The surname is common enough in eastern England but much rarer in the west, so that it seems probable that all the Cornish Coppins had a common ancestor. In the Cornwall Muster Roll of 1569 (edited by H.L. Douch, Bristol, 1984), which covers the whole county, the surname Coppin appears but once: John Coppyn of Cardenham [sic] is listed as an able archer.

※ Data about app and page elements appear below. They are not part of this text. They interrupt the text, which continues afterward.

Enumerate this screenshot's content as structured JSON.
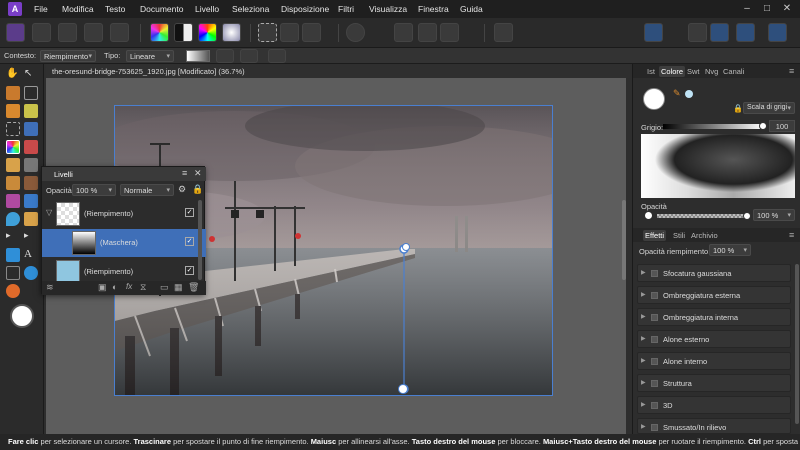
{
  "menubar": {
    "items": [
      "File",
      "Modifica",
      "Testo",
      "Documento",
      "Livello",
      "Seleziona",
      "Disposizione",
      "Filtri",
      "Visualizza",
      "Finestra",
      "Guida"
    ]
  },
  "context": {
    "contesto_label": "Contesto:",
    "contesto_value": "Riempimento",
    "tipo_label": "Tipo:",
    "tipo_value": "Lineare"
  },
  "document": {
    "tab_title": "the-oresund-bridge-753625_1920.jpg [Modificato] (36.7%)"
  },
  "layers_panel": {
    "title": "Livelli",
    "opacity_label": "Opacità:",
    "opacity_value": "100 %",
    "blend_mode": "Normale",
    "rows": [
      {
        "name": "(Riempimento)"
      },
      {
        "name": "(Maschera)"
      },
      {
        "name": "(Riempimento)"
      }
    ]
  },
  "color_panel": {
    "tabs": [
      "Ist",
      "Colore",
      "Swt",
      "Nvg",
      "Canali"
    ],
    "active_tab": "Colore",
    "mode": "Scala di grigi",
    "grigio_label": "Grigio:",
    "grigio_value": "100",
    "opacita_label": "Opacità",
    "opacita_value": "100 %"
  },
  "effects_panel": {
    "tabs": [
      "Effetti",
      "Stili",
      "Archivio"
    ],
    "active_tab": "Effetti",
    "fill_opacity_label": "Opacità riempimento:",
    "fill_opacity_value": "100 %",
    "effects": [
      "Sfocatura gaussiana",
      "Ombreggiatura esterna",
      "Ombreggiatura interna",
      "Alone esterno",
      "Alone interno",
      "Struttura",
      "3D",
      "Smussato/In rilievo"
    ]
  },
  "status": {
    "s1": "Fare clic",
    "s2": " per selezionare un cursore. ",
    "s3": "Trascinare",
    "s4": " per spostare il punto di fine riempimento. ",
    "s5": "Maiusc",
    "s6": " per allinearsi all'asse. ",
    "s7": "Tasto destro del mouse",
    "s8": " per bloccare. ",
    "s9": "Maiusc+Tasto destro del mouse",
    "s10": " per ruotare il riempimento. ",
    "s11": "Ctrl",
    "s12": " per sposta"
  },
  "colors": {
    "accent": "#4a7fd0",
    "app_logo": "#7a3ec8",
    "selected_layer": "#3f6fb8"
  }
}
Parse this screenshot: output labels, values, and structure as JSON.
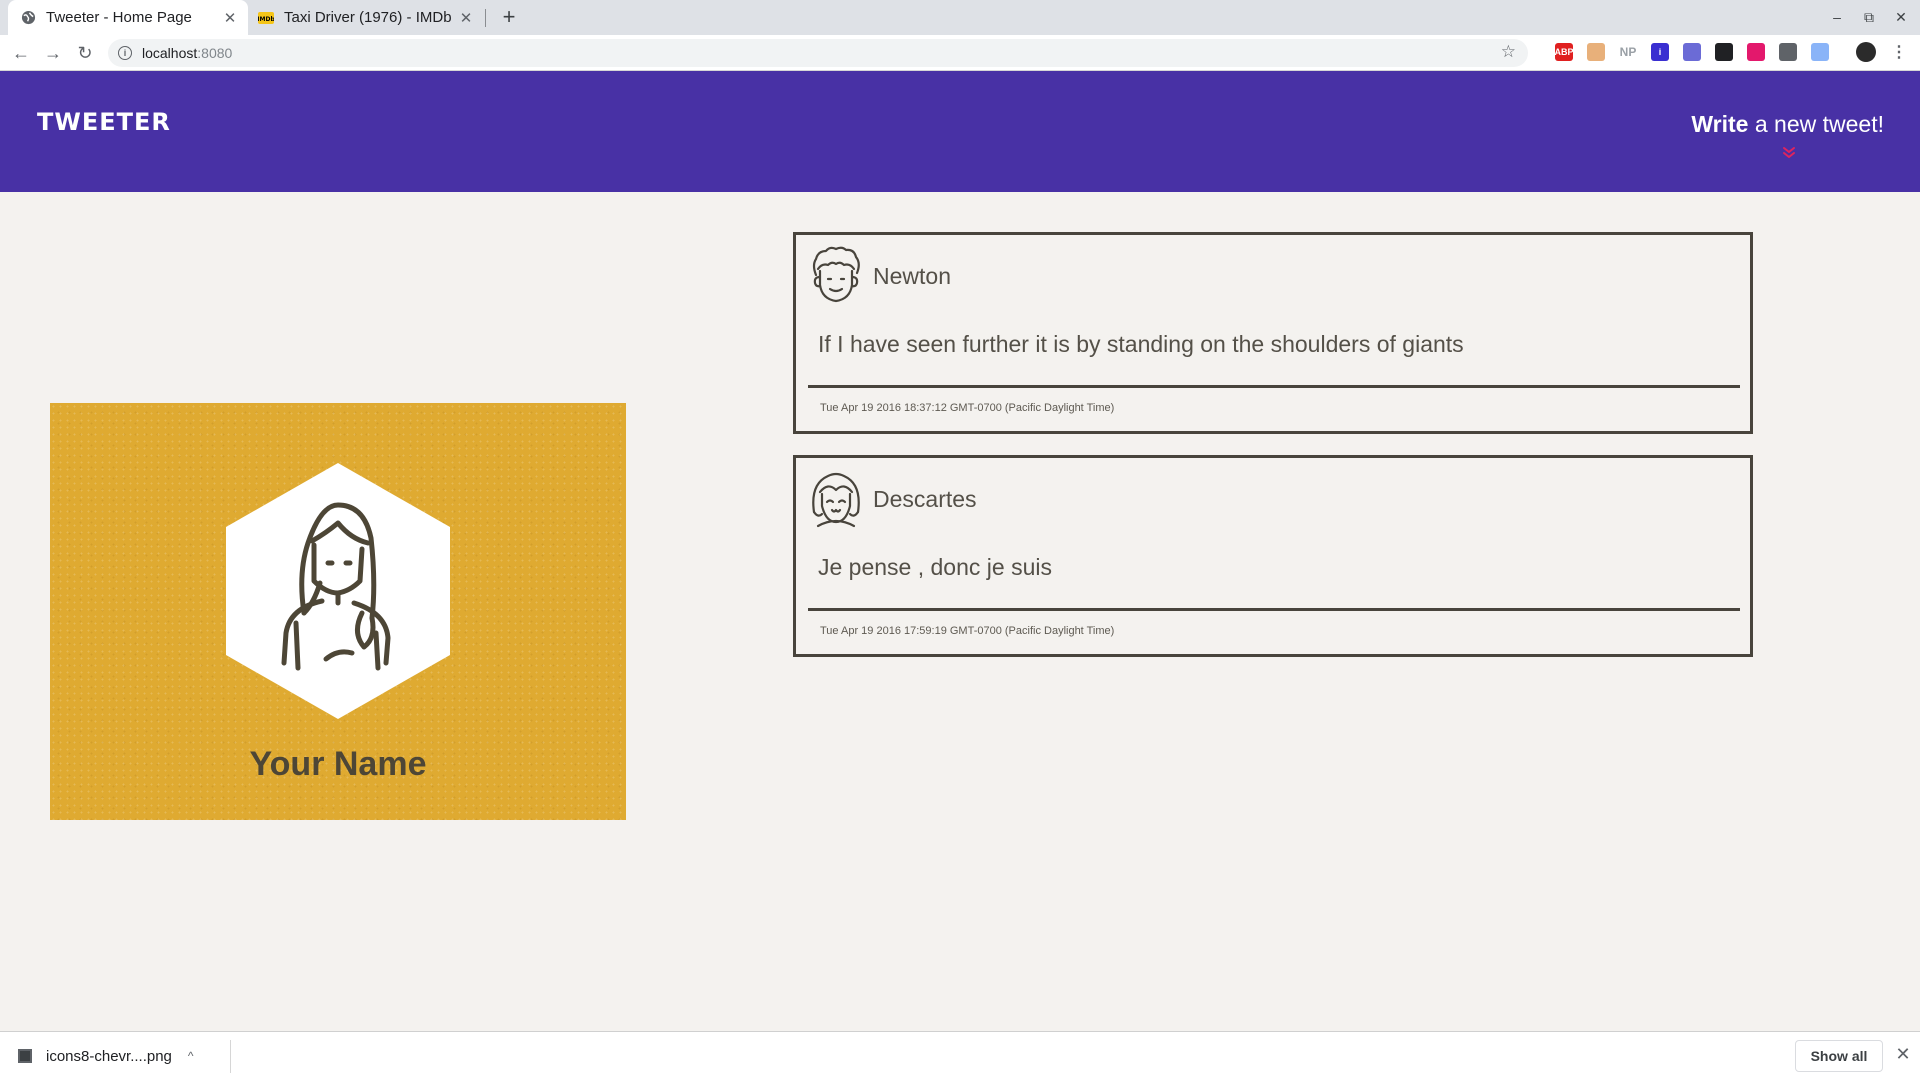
{
  "browser": {
    "tabs": [
      {
        "title": "Tweeter - Home Page",
        "active": true,
        "favicon": "globe-icon"
      },
      {
        "title": "Taxi Driver (1976) - IMDb",
        "active": false,
        "favicon": "imdb-icon"
      }
    ],
    "url_host": "localhost",
    "url_port": ":8080",
    "extensions": [
      {
        "name": "adblock-extension-icon",
        "label": "ABP",
        "color": "#e02020"
      },
      {
        "name": "face-extension-icon",
        "label": "",
        "color": "#e8b07a"
      },
      {
        "name": "np-extension-icon",
        "label": "NP",
        "color": "#9aa0a6"
      },
      {
        "name": "info-extension-icon",
        "label": "i",
        "color": "#3a2fd1"
      },
      {
        "name": "ghost-extension-icon",
        "label": "",
        "color": "#6b6bd6"
      },
      {
        "name": "pip-extension-icon",
        "label": "",
        "color": "#202124"
      },
      {
        "name": "moon-extension-icon",
        "label": "",
        "color": "#e3186c"
      },
      {
        "name": "sync-extension-icon",
        "label": "",
        "color": "#5f6368"
      },
      {
        "name": "compass-extension-icon",
        "label": "",
        "color": "#8ab4f8"
      }
    ]
  },
  "header": {
    "brand": "TWEETER",
    "compose_bold": "Write",
    "compose_rest": " a new tweet!",
    "accent": "#4831a5",
    "chevron_color": "#e0245e"
  },
  "profile": {
    "name": "Your Name",
    "background": "#dfaa31"
  },
  "tweets": [
    {
      "author": "Newton",
      "avatar": "curly-hair-man-avatar-icon",
      "text": "If I have seen further it is by standing on the shoulders of giants",
      "timestamp": "Tue Apr 19 2016 18:37:12 GMT-0700 (Pacific Daylight Time)"
    },
    {
      "author": "Descartes",
      "avatar": "bob-hair-avatar-icon",
      "text": "Je pense , donc je suis",
      "timestamp": "Tue Apr 19 2016 17:59:19 GMT-0700 (Pacific Daylight Time)"
    }
  ],
  "downloads": {
    "file": "icons8-chevr....png",
    "show_all": "Show all"
  }
}
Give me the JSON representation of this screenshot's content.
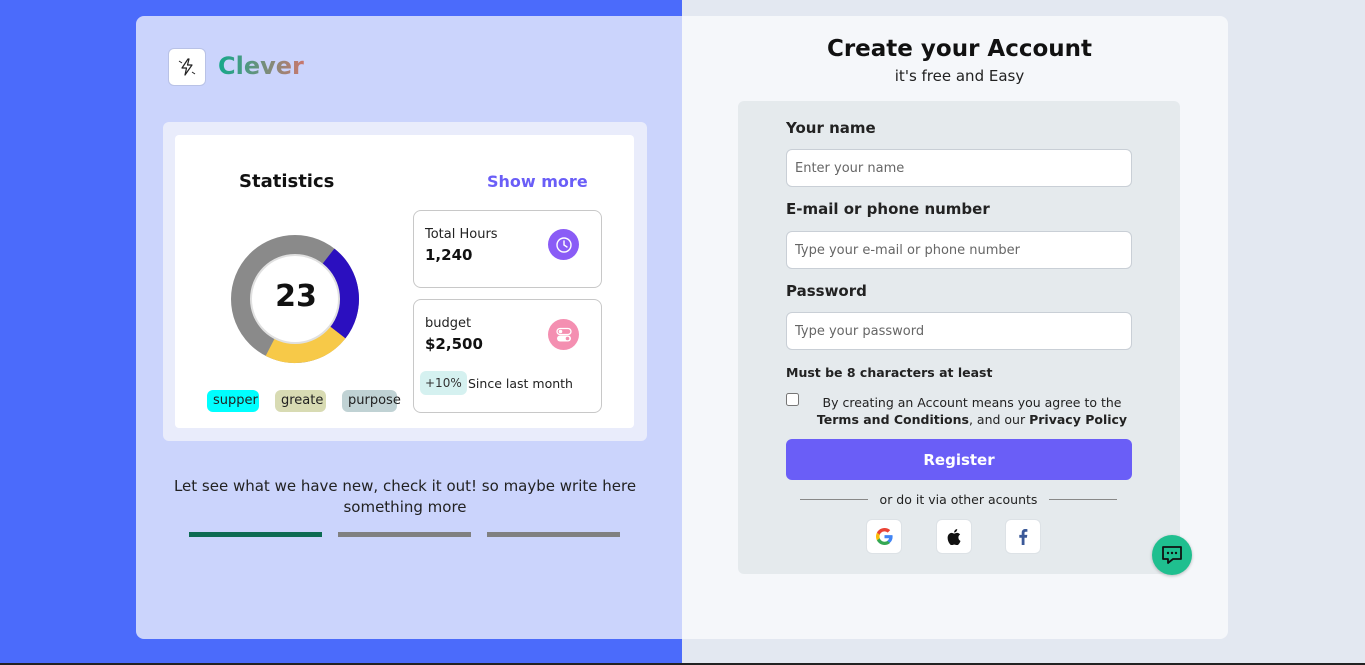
{
  "brand": {
    "name": "Clever"
  },
  "stats": {
    "title": "Statistics",
    "show_more": "Show more",
    "donut_value": "23",
    "donut_segments": [
      {
        "name": "blue",
        "fraction": 0.25,
        "color": "#2b0fbf"
      },
      {
        "name": "yellow",
        "fraction": 0.22,
        "color": "#f7c948"
      },
      {
        "name": "gray",
        "fraction": 0.53,
        "color": "#8a8a8a"
      }
    ],
    "tags": [
      "supper",
      "greate",
      "purpose"
    ],
    "total_hours": {
      "label": "Total Hours",
      "value": "1,240",
      "icon": "clock-icon",
      "color": "#8a5cf6"
    },
    "budget": {
      "label": "budget",
      "value": "$2,500",
      "icon": "toggle-icon",
      "color": "#f48fb1",
      "growth": "+10%",
      "growth_text": "Since last month"
    }
  },
  "tagline": "Let see what we have new, check it out! so maybe write here something more",
  "carousel": {
    "active_index": 0,
    "count": 3
  },
  "form": {
    "title": "Create your Account",
    "subtitle": "it's free and Easy",
    "name_label": "Your name",
    "name_placeholder": "Enter your name",
    "email_label": "E-mail or phone number",
    "email_placeholder": "Type your e-mail or phone number",
    "password_label": "Password",
    "password_placeholder": "Type your password",
    "password_hint": "Must be 8 characters at least",
    "terms_prefix": "By creating an Account means you agree to the ",
    "terms_link": "Terms and Conditions",
    "terms_middle": ", and our ",
    "privacy_link": "Privacy Policy",
    "register_label": "Register",
    "or_text": "or do it via other acounts",
    "social": [
      "google-icon",
      "apple-icon",
      "facebook-icon"
    ]
  },
  "colors": {
    "accent": "#6a5ef7",
    "left_bg": "#4b6bfb",
    "chat": "#1fbf8f"
  }
}
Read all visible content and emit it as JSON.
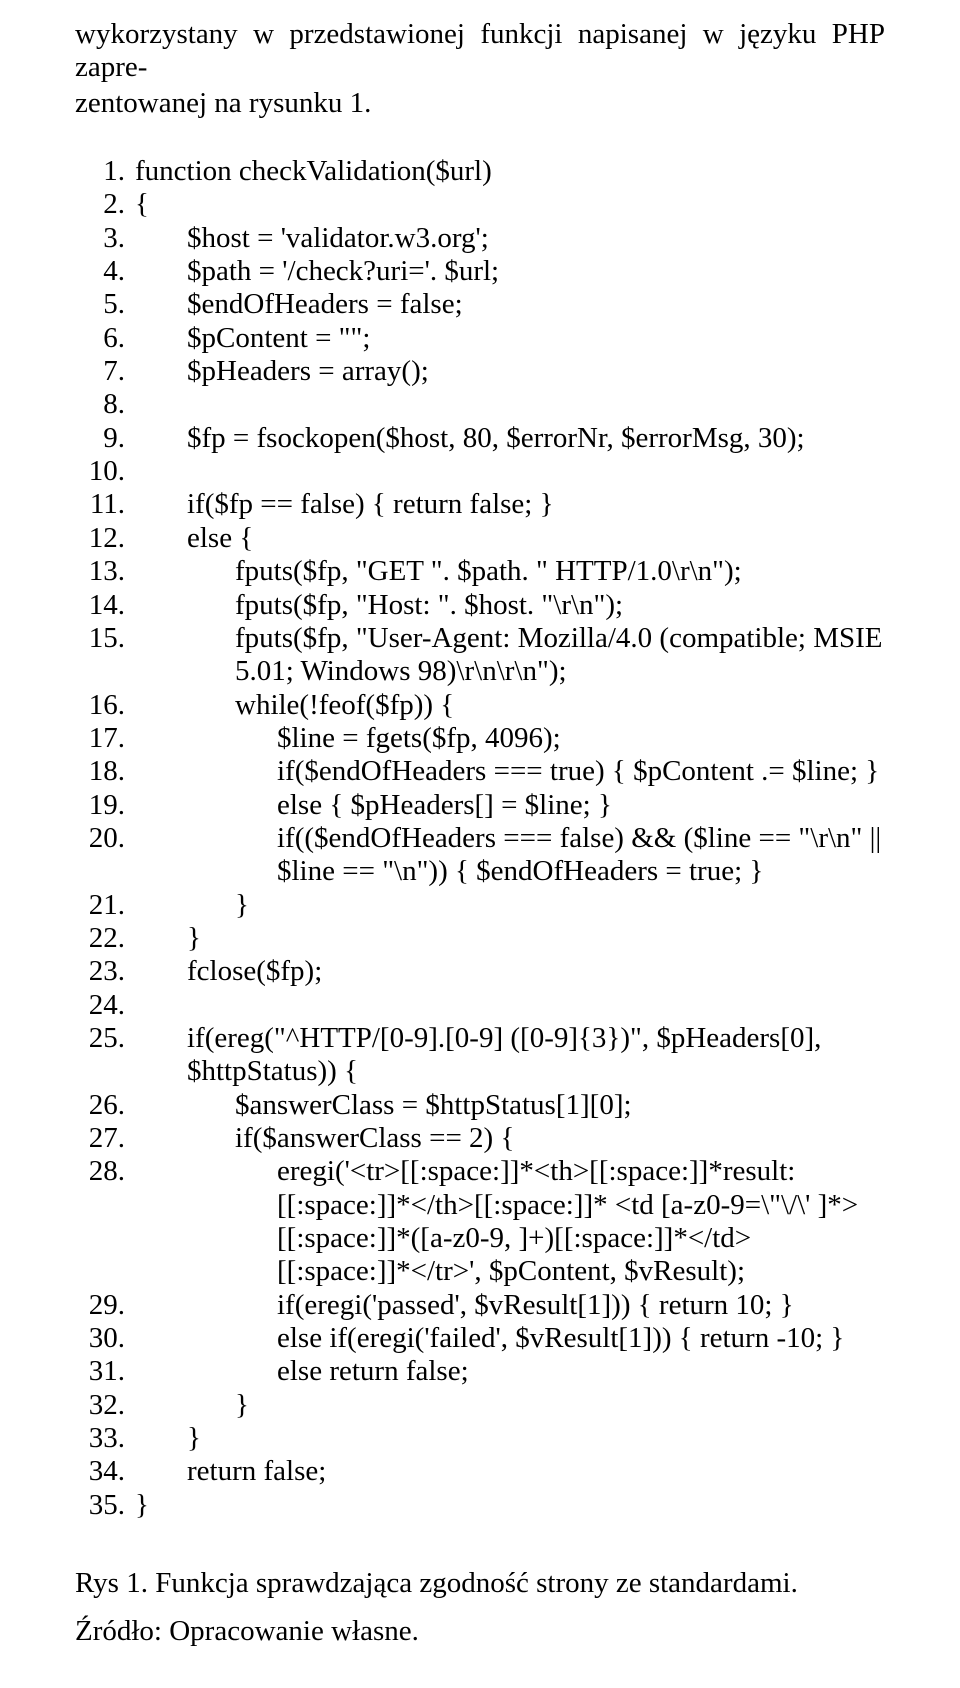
{
  "intro_line1": "wykorzystany w przedstawionej funkcji napisanej w języku PHP zapre-",
  "intro_line2": "zentowanej na rysunku 1.",
  "code": [
    {
      "n": "1.",
      "cls": "",
      "t": "function checkValidation($url)"
    },
    {
      "n": "2.",
      "cls": "",
      "t": "{"
    },
    {
      "n": "3.",
      "cls": "indent1",
      "t": "$host = 'validator.w3.org';"
    },
    {
      "n": "4.",
      "cls": "indent1",
      "t": "$path = '/check?uri='. $url;"
    },
    {
      "n": "5.",
      "cls": "indent1",
      "t": "$endOfHeaders = false;"
    },
    {
      "n": "6.",
      "cls": "indent1",
      "t": "$pContent = \"\";"
    },
    {
      "n": "7.",
      "cls": "indent1",
      "t": "$pHeaders = array();"
    },
    {
      "n": "8.",
      "cls": "",
      "t": ""
    },
    {
      "n": "9.",
      "cls": "indent1",
      "t": "$fp = fsockopen($host, 80, $errorNr, $errorMsg, 30);"
    },
    {
      "n": "10.",
      "cls": "",
      "t": ""
    },
    {
      "n": "11.",
      "cls": "indent1",
      "t": "if($fp == false) { return false; }"
    },
    {
      "n": "12.",
      "cls": "indent1",
      "t": "else {"
    },
    {
      "n": "13.",
      "cls": "indent2",
      "t": "fputs($fp, \"GET \". $path. \" HTTP/1.0\\r\\n\");"
    },
    {
      "n": "14.",
      "cls": "indent2",
      "t": "fputs($fp, \"Host: \". $host. \"\\r\\n\");"
    },
    {
      "n": "15.",
      "cls": "indent2",
      "t": "fputs($fp, \"User-Agent: Mozilla/4.0 (compatible; MSIE 5.01; Windows 98)\\r\\n\\r\\n\");"
    },
    {
      "n": "16.",
      "cls": "indent2",
      "t": "while(!feof($fp)) {"
    },
    {
      "n": "17.",
      "cls": "indent3",
      "t": "$line = fgets($fp, 4096);"
    },
    {
      "n": "18.",
      "cls": "indent3",
      "t": "if($endOfHeaders === true) { $pContent .= $line; }"
    },
    {
      "n": "19.",
      "cls": "indent3",
      "t": "else { $pHeaders[] = $line; }"
    },
    {
      "n": "20.",
      "cls": "indent3",
      "t": "if(($endOfHeaders === false) && ($line == \"\\r\\n\" || $line == \"\\n\")) { $endOfHeaders = true; }"
    },
    {
      "n": "21.",
      "cls": "indent2",
      "t": "}"
    },
    {
      "n": "22.",
      "cls": "indent1",
      "t": "}"
    },
    {
      "n": "23.",
      "cls": "indent1",
      "t": "fclose($fp);"
    },
    {
      "n": "24.",
      "cls": "",
      "t": ""
    },
    {
      "n": "25.",
      "cls": "indent1",
      "t": "if(ereg(\"^HTTP/[0-9].[0-9] ([0-9]{3})\", $pHeaders[0], $httpStatus)) {"
    },
    {
      "n": "26.",
      "cls": "indent2",
      "t": "$answerClass = $httpStatus[1][0];"
    },
    {
      "n": "27.",
      "cls": "indent2",
      "t": "if($answerClass == 2) {"
    },
    {
      "n": "28.",
      "cls": "indent3",
      "t": "eregi('<tr>[[:space:]]*<th>[[:space:]]*result:[[:space:]]*</th>[[:space:]]* <td [a-z0-9=\\\"\\/\\' ]*>[[:space:]]*([a-z0-9, ]+)[[:space:]]*</td> [[:space:]]*</tr>', $pContent, $vResult);"
    },
    {
      "n": "29.",
      "cls": "indent3",
      "t": "if(eregi('passed', $vResult[1])) { return 10; }"
    },
    {
      "n": "30.",
      "cls": "indent3",
      "t": "else if(eregi('failed', $vResult[1])) { return -10; }"
    },
    {
      "n": "31.",
      "cls": "indent3",
      "t": "else return false;"
    },
    {
      "n": "32.",
      "cls": "indent2",
      "t": "}"
    },
    {
      "n": "33.",
      "cls": "indent1",
      "t": "}"
    },
    {
      "n": "34.",
      "cls": "indent1",
      "t": "return false;"
    },
    {
      "n": "35.",
      "cls": "",
      "t": "}"
    }
  ],
  "caption": "Rys 1. Funkcja sprawdzająca zgodność strony ze standardami.",
  "source": "Źródło: Opracowanie własne."
}
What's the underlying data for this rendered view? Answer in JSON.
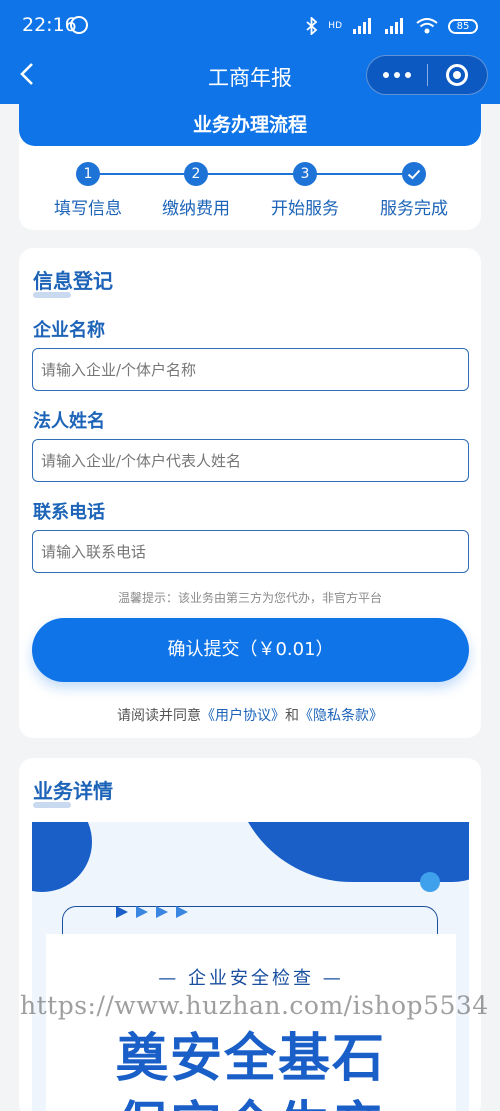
{
  "status_bar": {
    "time": "22:16",
    "signal_text": "HD",
    "battery": "85"
  },
  "nav": {
    "title": "工商年报"
  },
  "process": {
    "title": "业务办理流程",
    "steps": [
      {
        "num": "1",
        "label": "填写信息"
      },
      {
        "num": "2",
        "label": "缴纳费用"
      },
      {
        "num": "3",
        "label": "开始服务"
      },
      {
        "num": "",
        "label": "服务完成"
      }
    ]
  },
  "form": {
    "title": "信息登记",
    "company_label": "企业名称",
    "company_placeholder": "请输入企业/个体户名称",
    "legal_label": "法人姓名",
    "legal_placeholder": "请输入企业/个体户代表人姓名",
    "phone_label": "联系电话",
    "phone_placeholder": "请输入联系电话",
    "tip": "温馨提示：该业务由第三方为您代办，非官方平台",
    "submit_label": "确认提交（￥0.01）",
    "agree_prefix": "请阅读并同意",
    "user_agreement": "《用户协议》",
    "agree_and": "和",
    "privacy": "《隐私条款》"
  },
  "detail": {
    "title": "业务详情",
    "poster_sub": "— 企业安全检查 —",
    "poster_line1": "奠安全基石",
    "poster_line2": "保安全生产"
  },
  "watermark": "https://www.huzhan.com/ishop5534",
  "colors": {
    "primary": "#0f74e8",
    "text_blue": "#1d64b8",
    "page_bg": "#f3f4f6"
  },
  "icons": [
    "alarm-icon",
    "bluetooth-icon",
    "wifi-icon",
    "battery-icon",
    "back-arrow-icon",
    "more-icon",
    "close-target-icon",
    "check-icon"
  ]
}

According to C.W. Bardsley (A Dictionary of English and Welsh Surnames, London, 1901, reprinted Baltimore, 1980) Coppin is an early French equivalent of Italian Coppo, the nickname of Jacob, with diminutive Coppin, as in (for example) Robin. Bardsley then cites several examples of the surname Coppin in the Hundred Rolls of 1273, all from eastern England. Nevertheless, the fact that a great many Celtic (and therefore Cornish) surnames are patronymic lends weight to the theory that the earliest Coppin ancestor was the son of the smaller or younger of two Jacobs. Alternatively, the surname Coppin may derive from Old English copp, meaning a top or head of anything. If so, it may simply mean one who dwelt at or near the summit of a hill (M.A. Lower, Dictionary of Family Names, London, 1860). Since Cardinham lies on the southern edge of the hilly country known as Bodmin Moor, this, too, is a plausible derivation for the Coppin of this booklet. H. Harrison (Surnames of the United Kingdom, London, 1912, reprinted Baltimore, 1969) gives both the Jacob derivation and an extension of the derivation from copp: by adding Old English eng (meadow), he has Coppin as the dweller by the hill-meadow. From copp comes the word Coppin itself, a conical ball of thread on a spindle (Chambers Twentieth Century Dictionary, Edinburgh, 1972), which leads Lower to give Coppin as the source of the surname Coppinger (presumably one who had the care or production of yarn), a suggestion Bardsley (Op. Cit.) found ridiculous, though it cannot entirely be ruled out that the surname Coppin is connected with the spinning of yarn. The earliest documentary evidence of a Coppin holding land in Cardinham dates from 1522. In that year King Henry VIII raised a loan from all landowners, and a John Coppyng is recorded in Cardinham holding land to the value of 10s and goods to the value £4 (Cornwall Military Survey 1522, ed. T.L. Stoate, 1987, p 63). The same figure for goods appears against the name of John Coppyng of Cardinham in 1525 (Cornwall subsidies in the reign of Henry VIII, ed. T.L. Stoate). Almost certainly the same John Coppyng is listed as a tinner 'full harnessed' inhabiting Cardinham in the Tinners Muster Roll of c. 1535 (Cornwall Military Survey 1522, p 171). Coppins are recorded further afield in 1543: Thomas Copan [sic] of the 'Burg de Bodmin' is given a tax assessment £2 on goods, while in 'Bruard' [St Breward], Richard Coppyn's tax assessment is £1 on goods (Cornwall subsidies in the reign of Henry VIII). The earliest will of a Coppin in the Cornwall Calendar of Wills is that of Roger Coppin of Cardynham, proved 1570-1; the will itself is alas lost. The sixteenth-century wills or administrations of two further Coppins from Cardinham are recorded in the calendar, and there are another three from the seventeenth century. There survives an inventory (dated 20 Nov 1637) of the goods of 'Rodger Coppyn, of the title of Cardinham, late deceased', and two copies of an inventory of the goods of Hugh Coppin of the borough of Bodmin, dated 12 Nov 1646. In 1700, administration of the estate of Hugh Coppin the Younger of Cardinham was granted to John Coppin, yeoman of Cardinham (who may well have been the John Coppin, husband of Abigail, who heads our family tree), Hugh Coppin, yeoman of Cardinham, and an illegible name which may have been William Coppin